Walk into a Eugene dispensary to purchase one of their house-rolled joints and ask the clerk what brand of rolling paper they used. More likely than not, your joint will have been spun up using RAW brand rolling papers.
The local popularity of RAW became evident while this reporter was running an unscientific survey of a number of Eugene, and even some Springfield, dispensaries. Fifteen out of seventeen Eugene-area dispensaries surveyed over the phone say they currently use RAW brand rolling papers to roll their joints — with most using RAW cones, which require no licking or added moisture.
RAW brand papers are touted as being less processed than competing brands, with a variety of hemp and non-hemp options available for cannabis connoisseurs. The brand offers organic and regular versions, arguing that its papers take longer to process because RAW doesn’t use ethyl vinyl acetate (chemical glue).
Common reasons for RAW’s popularity given by surveyed dispensaries are that RAW papers burn evenly and thus smoke better, and also that customers seem to be expecting RAW.
The brand has a cult-like following with endorsements from Wiz Khalifa, Rihanna and Rick Ross, and 1.2 million followers on Instagram.
One outlying data-point is Springfield’s Phresh Start. Phresh Start owner Racheal Pond says her dispensary currently uses Jware rolling papers for its joints. However, Pond has only been in business for about a month, and says she will “upgrade” to RAW papers as soon as the Jware papers are gone.

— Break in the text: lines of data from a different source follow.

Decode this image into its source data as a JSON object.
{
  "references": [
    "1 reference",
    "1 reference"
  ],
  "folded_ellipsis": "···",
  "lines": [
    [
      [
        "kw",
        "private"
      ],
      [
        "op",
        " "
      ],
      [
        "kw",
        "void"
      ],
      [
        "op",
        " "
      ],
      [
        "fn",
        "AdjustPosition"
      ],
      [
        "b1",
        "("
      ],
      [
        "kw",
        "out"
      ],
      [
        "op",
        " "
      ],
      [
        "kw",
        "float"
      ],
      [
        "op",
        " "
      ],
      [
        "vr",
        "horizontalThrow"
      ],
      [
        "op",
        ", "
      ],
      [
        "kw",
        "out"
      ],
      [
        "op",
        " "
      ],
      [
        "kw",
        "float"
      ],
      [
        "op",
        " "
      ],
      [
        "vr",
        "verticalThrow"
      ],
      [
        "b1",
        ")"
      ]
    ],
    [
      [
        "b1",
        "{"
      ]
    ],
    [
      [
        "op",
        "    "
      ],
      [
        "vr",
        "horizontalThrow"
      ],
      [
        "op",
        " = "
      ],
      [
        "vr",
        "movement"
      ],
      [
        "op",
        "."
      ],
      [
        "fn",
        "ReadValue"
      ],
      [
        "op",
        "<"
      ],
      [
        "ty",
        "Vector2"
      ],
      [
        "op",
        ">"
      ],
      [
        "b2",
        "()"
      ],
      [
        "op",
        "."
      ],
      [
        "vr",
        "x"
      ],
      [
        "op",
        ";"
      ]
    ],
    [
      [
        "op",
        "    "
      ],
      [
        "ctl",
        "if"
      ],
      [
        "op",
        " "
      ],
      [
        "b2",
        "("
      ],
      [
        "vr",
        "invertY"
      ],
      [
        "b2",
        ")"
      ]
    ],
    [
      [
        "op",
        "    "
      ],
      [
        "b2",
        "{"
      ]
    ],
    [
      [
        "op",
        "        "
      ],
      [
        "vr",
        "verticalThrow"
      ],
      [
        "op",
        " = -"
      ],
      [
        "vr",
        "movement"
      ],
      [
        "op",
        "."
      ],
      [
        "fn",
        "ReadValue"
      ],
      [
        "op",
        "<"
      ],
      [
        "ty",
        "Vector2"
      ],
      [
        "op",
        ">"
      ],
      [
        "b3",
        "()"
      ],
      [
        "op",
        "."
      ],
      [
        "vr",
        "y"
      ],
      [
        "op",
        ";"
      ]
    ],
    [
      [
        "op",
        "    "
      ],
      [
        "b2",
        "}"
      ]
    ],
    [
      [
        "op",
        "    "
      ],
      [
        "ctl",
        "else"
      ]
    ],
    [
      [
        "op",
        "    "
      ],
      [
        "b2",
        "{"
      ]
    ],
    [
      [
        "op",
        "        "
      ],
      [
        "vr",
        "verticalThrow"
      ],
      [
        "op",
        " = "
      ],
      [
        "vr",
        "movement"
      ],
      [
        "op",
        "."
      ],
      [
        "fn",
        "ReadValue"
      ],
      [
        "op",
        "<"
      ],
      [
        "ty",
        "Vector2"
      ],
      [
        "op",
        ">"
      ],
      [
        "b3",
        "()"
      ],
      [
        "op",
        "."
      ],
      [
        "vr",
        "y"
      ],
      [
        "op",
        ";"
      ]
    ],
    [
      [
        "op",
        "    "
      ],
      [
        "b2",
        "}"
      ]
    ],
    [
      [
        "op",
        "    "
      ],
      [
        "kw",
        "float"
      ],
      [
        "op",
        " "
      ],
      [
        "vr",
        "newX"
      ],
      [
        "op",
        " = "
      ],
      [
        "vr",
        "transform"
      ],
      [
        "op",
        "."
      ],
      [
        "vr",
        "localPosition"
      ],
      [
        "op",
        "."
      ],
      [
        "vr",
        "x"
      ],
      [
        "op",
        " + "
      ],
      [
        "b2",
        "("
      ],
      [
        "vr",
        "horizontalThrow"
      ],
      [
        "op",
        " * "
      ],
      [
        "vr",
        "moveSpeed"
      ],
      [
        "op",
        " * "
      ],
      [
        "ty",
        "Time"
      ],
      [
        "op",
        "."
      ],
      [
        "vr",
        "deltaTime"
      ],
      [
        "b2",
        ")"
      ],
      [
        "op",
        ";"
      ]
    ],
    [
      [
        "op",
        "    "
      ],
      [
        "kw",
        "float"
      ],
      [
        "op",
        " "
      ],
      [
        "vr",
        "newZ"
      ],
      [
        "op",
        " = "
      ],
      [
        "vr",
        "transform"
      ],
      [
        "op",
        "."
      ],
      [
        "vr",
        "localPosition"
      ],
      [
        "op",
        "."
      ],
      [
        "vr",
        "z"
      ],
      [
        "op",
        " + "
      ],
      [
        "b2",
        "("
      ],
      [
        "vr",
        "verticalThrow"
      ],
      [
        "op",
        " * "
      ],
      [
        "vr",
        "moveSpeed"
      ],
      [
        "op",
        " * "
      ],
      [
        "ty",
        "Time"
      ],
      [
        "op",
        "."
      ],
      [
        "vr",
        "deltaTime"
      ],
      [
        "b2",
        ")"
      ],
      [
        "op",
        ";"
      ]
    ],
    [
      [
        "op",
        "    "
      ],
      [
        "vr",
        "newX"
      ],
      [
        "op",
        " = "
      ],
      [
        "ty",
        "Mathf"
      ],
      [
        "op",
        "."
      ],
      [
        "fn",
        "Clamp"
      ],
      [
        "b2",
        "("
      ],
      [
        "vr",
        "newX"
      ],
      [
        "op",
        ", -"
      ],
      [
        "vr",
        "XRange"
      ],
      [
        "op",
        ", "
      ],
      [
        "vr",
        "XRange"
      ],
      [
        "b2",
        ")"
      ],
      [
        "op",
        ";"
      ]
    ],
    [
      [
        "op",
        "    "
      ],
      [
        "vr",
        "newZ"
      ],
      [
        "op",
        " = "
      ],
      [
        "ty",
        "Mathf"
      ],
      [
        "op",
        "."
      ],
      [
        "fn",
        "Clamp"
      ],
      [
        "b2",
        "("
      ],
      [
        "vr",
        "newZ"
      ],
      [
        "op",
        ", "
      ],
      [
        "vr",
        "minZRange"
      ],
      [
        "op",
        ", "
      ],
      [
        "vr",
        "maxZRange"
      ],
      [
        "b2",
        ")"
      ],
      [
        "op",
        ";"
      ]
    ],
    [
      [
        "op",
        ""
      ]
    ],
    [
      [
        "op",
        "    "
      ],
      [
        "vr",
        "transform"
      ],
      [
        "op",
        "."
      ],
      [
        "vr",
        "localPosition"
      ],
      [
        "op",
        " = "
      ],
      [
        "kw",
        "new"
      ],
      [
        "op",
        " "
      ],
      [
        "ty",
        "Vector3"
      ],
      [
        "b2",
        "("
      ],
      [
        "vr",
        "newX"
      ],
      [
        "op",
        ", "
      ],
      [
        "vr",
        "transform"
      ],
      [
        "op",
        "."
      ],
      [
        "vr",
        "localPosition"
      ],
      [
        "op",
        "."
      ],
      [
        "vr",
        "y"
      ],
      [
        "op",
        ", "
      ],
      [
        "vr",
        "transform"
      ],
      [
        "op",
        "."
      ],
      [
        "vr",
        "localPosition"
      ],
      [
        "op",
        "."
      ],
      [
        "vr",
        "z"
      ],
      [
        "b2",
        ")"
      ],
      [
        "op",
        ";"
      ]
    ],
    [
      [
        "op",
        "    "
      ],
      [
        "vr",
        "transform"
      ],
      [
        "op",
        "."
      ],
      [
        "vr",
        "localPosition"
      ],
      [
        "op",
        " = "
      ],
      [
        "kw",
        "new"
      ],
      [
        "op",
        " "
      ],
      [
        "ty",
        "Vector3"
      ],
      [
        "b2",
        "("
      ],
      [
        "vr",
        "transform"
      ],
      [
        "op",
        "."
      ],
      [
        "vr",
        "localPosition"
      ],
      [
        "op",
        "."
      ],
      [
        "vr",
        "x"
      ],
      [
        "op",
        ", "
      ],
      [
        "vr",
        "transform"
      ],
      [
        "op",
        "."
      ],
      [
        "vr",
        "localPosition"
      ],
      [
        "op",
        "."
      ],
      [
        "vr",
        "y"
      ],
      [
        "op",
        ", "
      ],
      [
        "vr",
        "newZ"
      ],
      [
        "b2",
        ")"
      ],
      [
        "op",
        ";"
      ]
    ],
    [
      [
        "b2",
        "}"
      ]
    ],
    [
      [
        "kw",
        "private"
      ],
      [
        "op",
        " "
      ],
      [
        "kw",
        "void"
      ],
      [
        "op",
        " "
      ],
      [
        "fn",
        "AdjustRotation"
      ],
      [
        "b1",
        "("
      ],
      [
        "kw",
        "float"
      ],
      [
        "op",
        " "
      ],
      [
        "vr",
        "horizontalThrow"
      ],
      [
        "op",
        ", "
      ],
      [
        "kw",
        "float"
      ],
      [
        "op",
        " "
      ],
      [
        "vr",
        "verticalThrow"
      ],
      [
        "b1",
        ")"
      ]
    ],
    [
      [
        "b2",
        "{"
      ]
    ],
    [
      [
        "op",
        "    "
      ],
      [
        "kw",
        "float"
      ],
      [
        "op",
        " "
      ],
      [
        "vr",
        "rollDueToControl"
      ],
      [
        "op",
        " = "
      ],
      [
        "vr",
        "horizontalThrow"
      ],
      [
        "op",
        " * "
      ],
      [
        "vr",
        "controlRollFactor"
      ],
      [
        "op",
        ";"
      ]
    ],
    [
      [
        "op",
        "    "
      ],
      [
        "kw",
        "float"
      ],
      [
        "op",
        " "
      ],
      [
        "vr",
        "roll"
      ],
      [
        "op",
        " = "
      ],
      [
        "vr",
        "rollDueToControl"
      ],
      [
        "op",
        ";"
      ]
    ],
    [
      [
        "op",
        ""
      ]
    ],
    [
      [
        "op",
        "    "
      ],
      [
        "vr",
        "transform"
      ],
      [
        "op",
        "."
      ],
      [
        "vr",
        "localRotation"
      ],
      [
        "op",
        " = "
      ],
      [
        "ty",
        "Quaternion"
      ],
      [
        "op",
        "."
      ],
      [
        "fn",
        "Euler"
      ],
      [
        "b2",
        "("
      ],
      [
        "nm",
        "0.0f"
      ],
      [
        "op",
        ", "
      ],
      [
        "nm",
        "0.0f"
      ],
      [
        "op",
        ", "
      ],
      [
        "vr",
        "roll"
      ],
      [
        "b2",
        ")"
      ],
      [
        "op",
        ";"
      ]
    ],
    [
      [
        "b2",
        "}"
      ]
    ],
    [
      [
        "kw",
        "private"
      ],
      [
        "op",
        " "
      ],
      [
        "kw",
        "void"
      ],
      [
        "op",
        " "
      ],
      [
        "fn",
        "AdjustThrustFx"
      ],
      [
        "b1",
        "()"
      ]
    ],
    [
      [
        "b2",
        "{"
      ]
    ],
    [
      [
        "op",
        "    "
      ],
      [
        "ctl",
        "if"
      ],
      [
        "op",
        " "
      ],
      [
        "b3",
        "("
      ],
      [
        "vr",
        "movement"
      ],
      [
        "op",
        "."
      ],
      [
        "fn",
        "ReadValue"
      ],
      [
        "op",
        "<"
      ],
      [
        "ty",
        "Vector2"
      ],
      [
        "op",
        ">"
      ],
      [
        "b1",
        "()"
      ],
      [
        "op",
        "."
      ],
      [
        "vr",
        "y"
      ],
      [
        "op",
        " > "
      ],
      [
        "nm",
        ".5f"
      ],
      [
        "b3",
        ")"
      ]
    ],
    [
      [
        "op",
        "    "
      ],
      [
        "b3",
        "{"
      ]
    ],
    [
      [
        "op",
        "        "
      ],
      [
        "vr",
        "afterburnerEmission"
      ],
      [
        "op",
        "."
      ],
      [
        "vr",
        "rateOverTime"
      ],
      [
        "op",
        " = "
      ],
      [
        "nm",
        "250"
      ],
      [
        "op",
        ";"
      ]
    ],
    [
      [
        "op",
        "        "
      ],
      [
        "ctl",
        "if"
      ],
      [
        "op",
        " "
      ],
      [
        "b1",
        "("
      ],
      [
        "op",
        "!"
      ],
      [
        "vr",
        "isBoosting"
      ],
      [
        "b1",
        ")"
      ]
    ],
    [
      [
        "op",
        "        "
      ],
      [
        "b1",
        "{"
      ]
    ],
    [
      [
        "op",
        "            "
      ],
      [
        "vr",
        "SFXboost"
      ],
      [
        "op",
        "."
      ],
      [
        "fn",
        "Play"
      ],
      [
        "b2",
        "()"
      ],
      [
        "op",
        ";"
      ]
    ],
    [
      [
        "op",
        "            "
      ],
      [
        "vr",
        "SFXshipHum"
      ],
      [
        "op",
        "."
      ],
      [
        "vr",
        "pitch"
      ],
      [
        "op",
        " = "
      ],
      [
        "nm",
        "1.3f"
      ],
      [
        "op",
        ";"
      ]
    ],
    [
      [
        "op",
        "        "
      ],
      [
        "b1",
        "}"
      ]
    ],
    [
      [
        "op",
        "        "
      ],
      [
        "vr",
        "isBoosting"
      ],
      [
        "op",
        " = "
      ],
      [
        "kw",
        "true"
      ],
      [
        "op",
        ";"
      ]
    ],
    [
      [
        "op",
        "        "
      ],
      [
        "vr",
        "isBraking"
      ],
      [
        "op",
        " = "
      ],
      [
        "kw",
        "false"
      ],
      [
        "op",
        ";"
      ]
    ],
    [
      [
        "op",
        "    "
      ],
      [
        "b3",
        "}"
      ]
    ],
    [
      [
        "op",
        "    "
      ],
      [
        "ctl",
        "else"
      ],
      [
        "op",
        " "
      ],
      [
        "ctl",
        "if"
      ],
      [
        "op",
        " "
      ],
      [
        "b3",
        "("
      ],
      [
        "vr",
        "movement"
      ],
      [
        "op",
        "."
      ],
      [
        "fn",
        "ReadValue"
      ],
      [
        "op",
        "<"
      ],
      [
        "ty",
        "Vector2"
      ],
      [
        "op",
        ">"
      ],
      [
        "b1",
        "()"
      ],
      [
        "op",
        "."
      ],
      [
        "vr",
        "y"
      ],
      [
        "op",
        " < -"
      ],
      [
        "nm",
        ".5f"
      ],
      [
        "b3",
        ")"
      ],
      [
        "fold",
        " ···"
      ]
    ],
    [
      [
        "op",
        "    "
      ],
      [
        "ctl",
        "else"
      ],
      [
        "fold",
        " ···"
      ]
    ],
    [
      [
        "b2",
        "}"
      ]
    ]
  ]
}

In the meantime, Pond has RAW papers in stock if customers would prefer to buy bud and roll their own. To that end, Phresh Start has an April 22 after-4/20 promotion where joints will be on sale for $3, bringing the RAW papers into the rotation that much quicker.
The other outlying data-point, Buds in Eugene, utilizes Elements for its house joints, says general manager and co-owner Daniel Corgan. “We use [Elements] because the adhesive works better, and I tend to have RAW papers unroll on me,” he says.
Corgan adds that he prefers the way the Elements-rolled joints burn to the way RAW papers burn — which he says results in a more even burn, with “less running,” which is when one side of the joint burns a little faster than the other.
Buds doesn’t utilize no-lick cones, but Corgan says he gets around that by keeping a bowl of water handy to substitute for saliva before feeding the unrolled joint into a vinyl roller for completion.
But whether a dispensary uses RAW or Elements brand rolling papers, both are the brainchild of New York City’s Josh Kesselman, who says that his rolling paper empire has made “ridiculous quantities” of money, though he stresses that “it’s never been about the money” and that “money is a lot of fun, but it’s not the focus of my life and not the focus of RAW.”
Kesselman also contends that his RAW papers are the best in the world, and that they are sold “everywhere people appreciate quality rolling papers,” such as Japan, Italy and also Spain, where RAW rolling papers are manufactured.
One thing to note on your next trip to the neighborhood smoke accessory shop is the copious amount of shelf space occupied by RAW products.
“RAW has put out more products than anyone ever has,” Kesselman says. On that note, he notes that “this past year I launched RAW black, which is probably the best paper we have ever made.”
RAW black, being 25 percent thinner than other RAW papers, is supposed to allow you to taste the weed more clearly, which calls for using high-quality weed because, if you don’t, then you will really be able to taste the brick-weed — more so than if you rock with run-of-the-mill rolling papers like Top.